So, last week here on What Were They Thinking? (the place where we look at all the stupidest, most ill-advised things in comic book history) we took a look at Marvel's 2006 Event, Civil War. We looked at it as an example of a storyline that had all the ingrediants to be a classic but was heavily let down by the execution, to such an extent that it is still considered one of Marvel's most divisive comics ever. So what do we think happened when they decided to do a sequel?
Civil War 2; another example of a sequel that nobody asked for to something people didn't really like the first time round. So, why did they do it?

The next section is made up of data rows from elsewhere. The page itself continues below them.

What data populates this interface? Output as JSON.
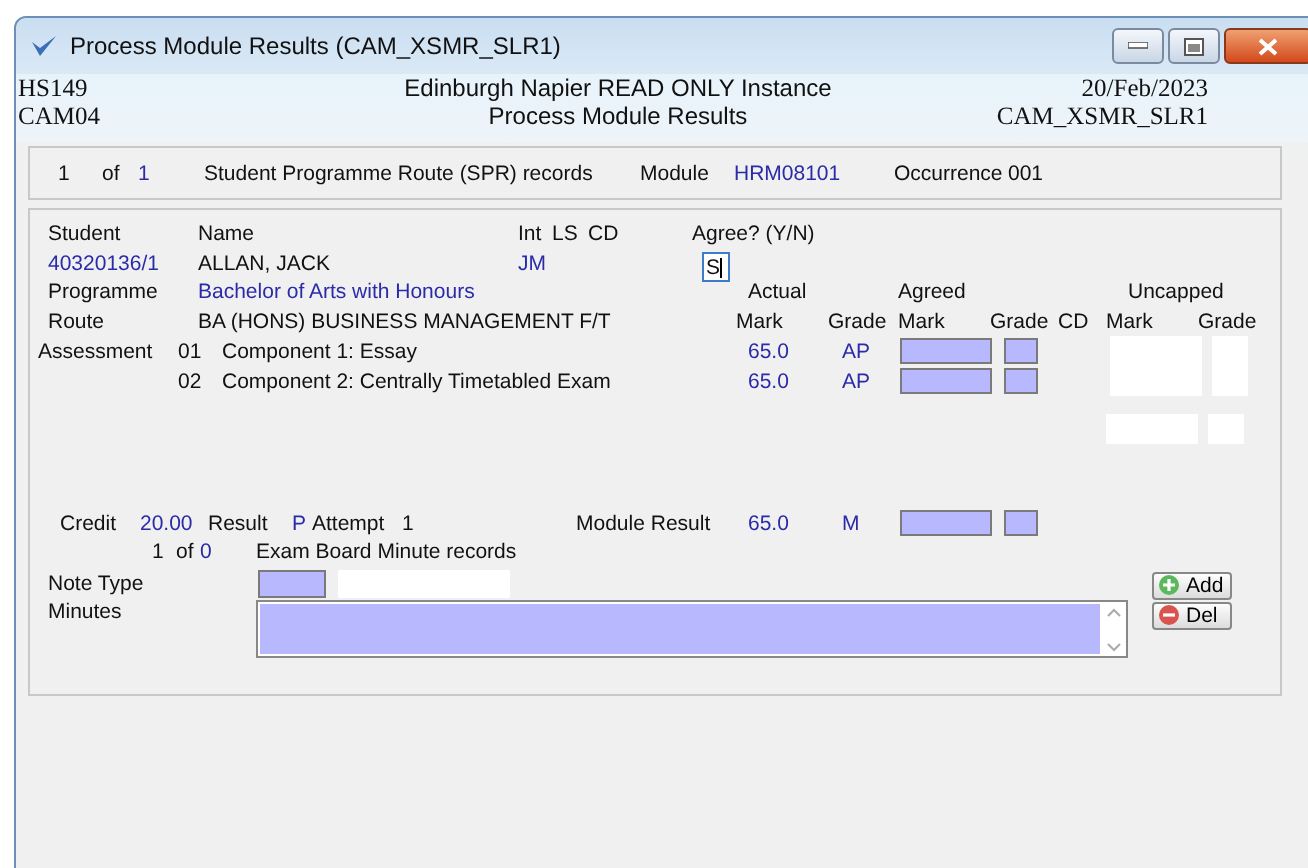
{
  "window": {
    "title": "Process Module Results (CAM_XSMR_SLR1)"
  },
  "header": {
    "left_top": "HS149",
    "left_bottom": "CAM04",
    "center_top": "Edinburgh Napier READ ONLY Instance",
    "center_bottom": "Process Module Results",
    "right_top": "20/Feb/2023",
    "right_bottom": "CAM_XSMR_SLR1"
  },
  "record_bar": {
    "current": "1",
    "of": "of",
    "total": "1",
    "label": "Student Programme Route (SPR) records",
    "module_label": "Module",
    "module": "HRM08101",
    "occurrence_label": "Occurrence",
    "occurrence": "001"
  },
  "student": {
    "labels": [
      "Student",
      "Name",
      "Int",
      "LS",
      "CD",
      "Agree? (Y/N)"
    ],
    "id": "40320136/1",
    "name": "ALLAN, JACK",
    "int": "JM",
    "agree": "S",
    "programme_label": "Programme",
    "programme": "Bachelor of Arts with Honours",
    "route_label": "Route",
    "route": "BA (HONS) BUSINESS MANAGEMENT F/T"
  },
  "groups": [
    "Actual",
    "Agreed",
    "Uncapped"
  ],
  "columns": [
    "Mark",
    "Grade",
    "Mark",
    "Grade",
    "CD",
    "Mark",
    "Grade"
  ],
  "assessment_label": "Assessment",
  "assessments": [
    {
      "code": "01",
      "name": "Component 1: Essay",
      "mark": "65.0",
      "grade": "AP"
    },
    {
      "code": "02",
      "name": "Component 2: Centrally Timetabled Exam",
      "mark": "65.0",
      "grade": "AP"
    }
  ],
  "result": {
    "credit_label": "Credit",
    "credit": "20.00",
    "result_label": "Result",
    "result": "P",
    "attempt_label": "Attempt",
    "attempt": "1",
    "module_result_label": "Module Result",
    "mark": "65.0",
    "grade": "M"
  },
  "minutes_bar": {
    "current": "1",
    "of": "of",
    "total": "0",
    "label": "Exam Board Minute records"
  },
  "note_type_label": "Note Type",
  "minutes_label": "Minutes",
  "buttons": [
    {
      "label": "Add",
      "kind": "add"
    },
    {
      "label": "Del",
      "kind": "delete"
    }
  ]
}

Well, you see, this event started in June of 2016, which was coming off the tail end of the MCU (superior) adaptation of the original Civil War storyline. Civil War 2 was a cynical cash grab, an attempt to get people who enjoyed the film to pick up a comic series by having it have a simular title to the film. I mean, makes sense. Smacks of all of the cynisisms in the fact that they'd do an event tying into a Captain America movie and not have Captain America be the main character in the comic, but hey, Iron Man was in it and he sells to MCU fans better than anyone. And this one has Guardians of the Galaxy in it, unlike the first one.

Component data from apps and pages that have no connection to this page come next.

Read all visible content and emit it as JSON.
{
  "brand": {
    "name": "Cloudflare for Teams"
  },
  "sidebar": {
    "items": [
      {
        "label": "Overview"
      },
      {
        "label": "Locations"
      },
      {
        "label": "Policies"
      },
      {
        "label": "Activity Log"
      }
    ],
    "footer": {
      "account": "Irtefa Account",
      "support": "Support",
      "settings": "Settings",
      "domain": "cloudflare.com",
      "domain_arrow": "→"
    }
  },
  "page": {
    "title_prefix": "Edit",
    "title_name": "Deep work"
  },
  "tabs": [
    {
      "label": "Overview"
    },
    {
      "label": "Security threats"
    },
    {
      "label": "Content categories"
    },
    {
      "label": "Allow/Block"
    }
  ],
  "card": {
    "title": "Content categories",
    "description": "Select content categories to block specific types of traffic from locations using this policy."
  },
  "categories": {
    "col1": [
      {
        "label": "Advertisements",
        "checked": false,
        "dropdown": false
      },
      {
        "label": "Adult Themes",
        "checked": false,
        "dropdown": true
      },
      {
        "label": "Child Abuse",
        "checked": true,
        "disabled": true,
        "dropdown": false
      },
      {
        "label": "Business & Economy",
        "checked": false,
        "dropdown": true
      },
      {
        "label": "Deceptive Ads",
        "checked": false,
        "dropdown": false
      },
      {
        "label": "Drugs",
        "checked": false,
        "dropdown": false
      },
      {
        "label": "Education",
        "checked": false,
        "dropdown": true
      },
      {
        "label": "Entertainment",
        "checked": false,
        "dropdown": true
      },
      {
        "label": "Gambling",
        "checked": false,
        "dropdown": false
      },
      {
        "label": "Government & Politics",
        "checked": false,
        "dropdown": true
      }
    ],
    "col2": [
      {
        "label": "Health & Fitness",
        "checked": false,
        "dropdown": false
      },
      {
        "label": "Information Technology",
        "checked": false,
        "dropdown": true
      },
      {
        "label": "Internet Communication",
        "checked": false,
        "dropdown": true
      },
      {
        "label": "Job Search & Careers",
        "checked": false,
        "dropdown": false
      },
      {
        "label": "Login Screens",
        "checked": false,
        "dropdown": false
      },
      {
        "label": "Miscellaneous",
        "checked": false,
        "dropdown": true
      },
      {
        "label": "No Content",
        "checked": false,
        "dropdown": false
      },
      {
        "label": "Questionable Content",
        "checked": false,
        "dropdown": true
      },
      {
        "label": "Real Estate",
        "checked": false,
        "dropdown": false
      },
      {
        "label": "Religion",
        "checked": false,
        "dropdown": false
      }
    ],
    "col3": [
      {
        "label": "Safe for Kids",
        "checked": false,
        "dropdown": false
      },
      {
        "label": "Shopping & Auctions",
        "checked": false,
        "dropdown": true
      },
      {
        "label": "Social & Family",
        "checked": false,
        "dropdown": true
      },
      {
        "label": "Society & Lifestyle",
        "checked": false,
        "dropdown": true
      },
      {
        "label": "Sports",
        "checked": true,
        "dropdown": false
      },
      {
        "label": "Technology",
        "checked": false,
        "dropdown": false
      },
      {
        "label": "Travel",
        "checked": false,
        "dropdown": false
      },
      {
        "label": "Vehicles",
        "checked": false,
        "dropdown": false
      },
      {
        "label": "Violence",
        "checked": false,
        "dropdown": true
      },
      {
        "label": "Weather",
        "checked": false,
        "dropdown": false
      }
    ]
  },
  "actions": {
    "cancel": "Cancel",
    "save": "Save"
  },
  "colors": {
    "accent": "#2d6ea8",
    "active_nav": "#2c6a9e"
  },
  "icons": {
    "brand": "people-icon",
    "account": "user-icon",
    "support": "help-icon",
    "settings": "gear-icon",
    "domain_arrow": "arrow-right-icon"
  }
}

So, appart from the cynical reasoning for doing a sequel to Civil War, what are the problems? Well, like the original Civil War, the concept is very lofty, again dealing with security vs. freedom, this time also with another theme of determinism vs. free-will, all told through a lense of personal accountability. That's all fantastic ideas to use in a superhero comic. And they had the right idea for a catalyst as well, the heroes fighting over whether or not keeping people under survailence in order to prevent crimes before they occur is ethical. With the publication coming only 3 years after the NSA leaks and that conversation being had in real life, it was a fairly pertinant subject to tackle.
But then the problems start. The idea might have been right for the catalyst, but the execution, again, completely screwed it up. Marvel decided to have both sides warring over a single human child. Well, Inhuman technically, but still, one person. Said Inhuman, called Ulysses Cain, had precognative powers and the heroes basically fight over whether or not they should use them to stop things from happening that they'd otherwise not know about before they happen. Again, great arguement, up until Iron Man kidnaps the precognative Inhuman.
But I'm getting ahead of myself. Before all the kidnap starts, Captain Marvel manages to get War Machine killed and She-Hulk put in a coma by rushing off to fight Thanos on the basis that Ulysses said he was going to invade Earth (oh yeah, of course Thanos was going to be in this, we have to hit all of the MCU points don't we). Iron Man does some kidnap and then Hawkeye shoots Bruce Banner through the head to stop Hulk killing the Avengers in the future. Cool. So, score card here, 2 dead and 1 comatose.
Then it turns out that Ulysses can't actually see the future exactly, his visions are based on probability (meaning everything that he said would happen might not happen). Battle lines are drawn at this point and Ulysses has another vision of Miles Morales kill Steve Rogers. We have Captain Marvel arrest Miles (who hadn't actually done anything wrong at this point, and hasn't actually killed Steve Rogers as of time of writing), an argument between Marvel and Iron Man breaks out over the ethics of arresting an innocent man and then Steve Rogers lets Miles go. We then have some more visions, a bit more fighting, then an Eternal shows up and takes Ulysses away. I might be leaving some stuff out at the end there, but not anything important. I lost interest by that point.
So, the major problems are; by making the catalyst a person you make the fight about them rather than the concept they might embody. That means that the stakes become very inconsequential and makes the whole conflict feel pointless and forced. The pacing of the actual story is sluggish in the middle which doesn't help much. Of course, they tried to add some weight to the events by killing people off, but when has that ever meant anything in the world of comics, they already revived Banner for a bit in Secret Empire and I'm sure War Machine isn't far behind. She-Hulk was out of her coma within weeks so... Oh and the series dropped sales like a rock after its first issue, we're talking from 382,000 sales issue #1 to 148,000 sales issue #2 (that's well over half). The series would only break the 140,000 sales mark once more and by the last issue it wasn't even breaking 110,000 sales. So much for cashing in on the film. And then you have all the tie-ins. God if you thought the original Civil War was bad, you ain't seen nothing yet. I'd be here all day listing all of the off-shoot mini-series and on-going series that tied back into this event, so I'm not going to, but there were a fair few.
So, what we have here is a cash-in that only sold well on its first issue, had a great idea in concept but was poorly executed and just killed off characters for no reason and with little consequence.
Hey, at least it set up for their next crossover...
(That was sarcasm btw, dunno if anyone noticed)
And with that